Glenn here with a look at the slate of nominees that the Online Film Critics Society sent our way today. You can thank me for a smidgen of the rather wonderful list since I am a member. The cynical person that I am assumed group think and the homogeny of the pack would give us the usual suspects, but the OFCS blessedly included some curveballs and left of field choices that should make the AFI and other singularly Oscar-hunting awards bodies look foolish. Let's take a look.

 

BEST PICTURE

  • BOYHOOD
  • THE GRAND BUDAPEST HOTEL
  • IDA
  • THE LEGO MOVIE
  • MOMMY
  • NIGHTCRAWLER
  • SELMA
  • TWO DAYS, ONE NIGHT
  • WHIPLASH
  • UNDER THE SKIN
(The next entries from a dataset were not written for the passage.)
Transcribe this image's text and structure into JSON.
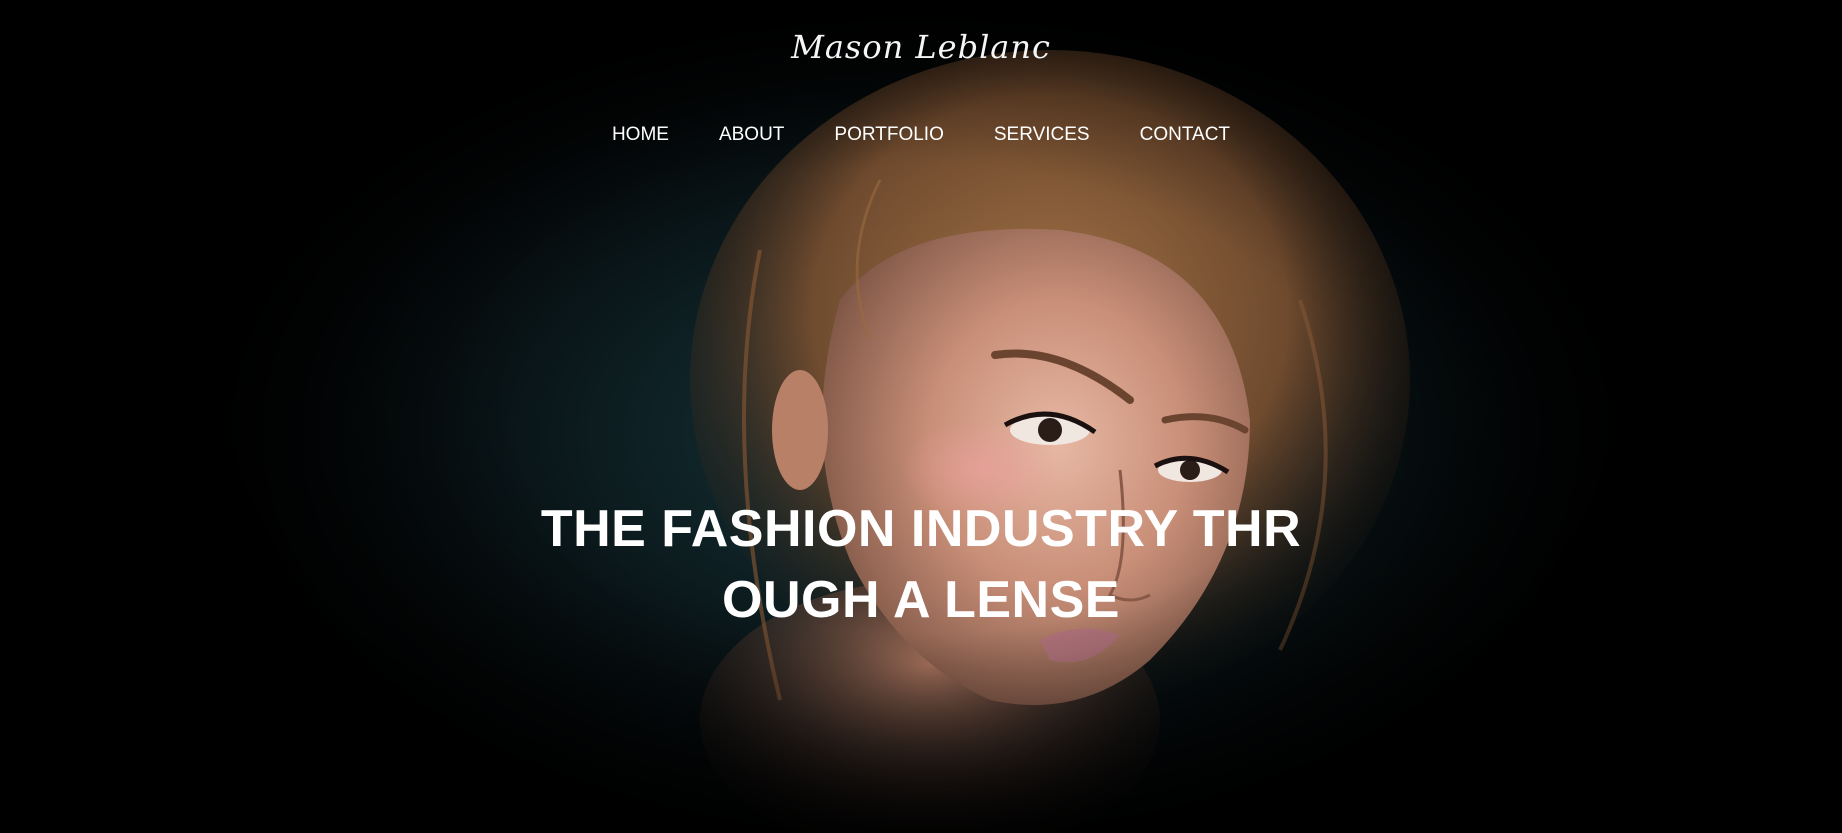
{
  "brand": {
    "name": "Mason Leblanc"
  },
  "nav": {
    "items": [
      {
        "label": "HOME"
      },
      {
        "label": "ABOUT"
      },
      {
        "label": "PORTFOLIO"
      },
      {
        "label": "SERVICES"
      },
      {
        "label": "CONTACT"
      }
    ]
  },
  "hero": {
    "headline": "THE FASHION INDUSTRY THROUGH A LENSE",
    "image_subject": "fashion-model-portrait"
  },
  "colors": {
    "background": "#000000",
    "teal_glow": "#163036",
    "text": "#ffffff"
  }
}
This being an online critics organisation, they are going to lean a little bit to the "cool" side of things. Having said that, only four of the organisation's nominations for Best Picture are likely going to get correlating Oscar nominees - they could be Boyhood, Grand Budapest, Selma and Whiplash. The rest of the list is spectacularly diverse with three foreign language films, a semi-experimental sci-fi, a creepy genre thriller, and the other meta-superhero flick from 2014. Speaking of which, the omission of Birdman is as surprising as it is delightful. I mean, I like the movie, and certainly much more than Whiplash, but I have no qualms with it missing for the sake of Xavier Dolan's Mommy. Not one bit.

Click to read more ...

Sunday
Dec072014

Podcast: Special Behind-the-Scenes LAFCA Episode

For this unedited edition of the podcast, Nathaniel, Joe and Nick speak with Justin Chang from Variety about the Los Angeles Film Critics Association's annual voting, their commitment to voting their hearts free of the golden "O" word, their runaway favorites like Boyhood and the unlucky but well loved films like Grand Budapest and Birdman that were always in the mix but didn't win big. We also talk diversity of choices on the acting ballots and how surprises like Tom Hardy (Locke) and Agata Kulesza (Ida) come to happen in their two tiers of voting. How do they decide things like the Gena Rowlands career achievement prize and how close did Marion Cotillard come to this, the first critics prize of the season that eluded her. 

Have you even begun to digest this intense critics awards weekend? Did those long drawn out announcements Sunday stress you out? Unwind with this relaxed conversation about the Los Angeles third of the big day. You can listen at the bottom of the post or download from iTunes starting Monday night. Continue the conversation in the comments! 

LAFCA 2014 Discussion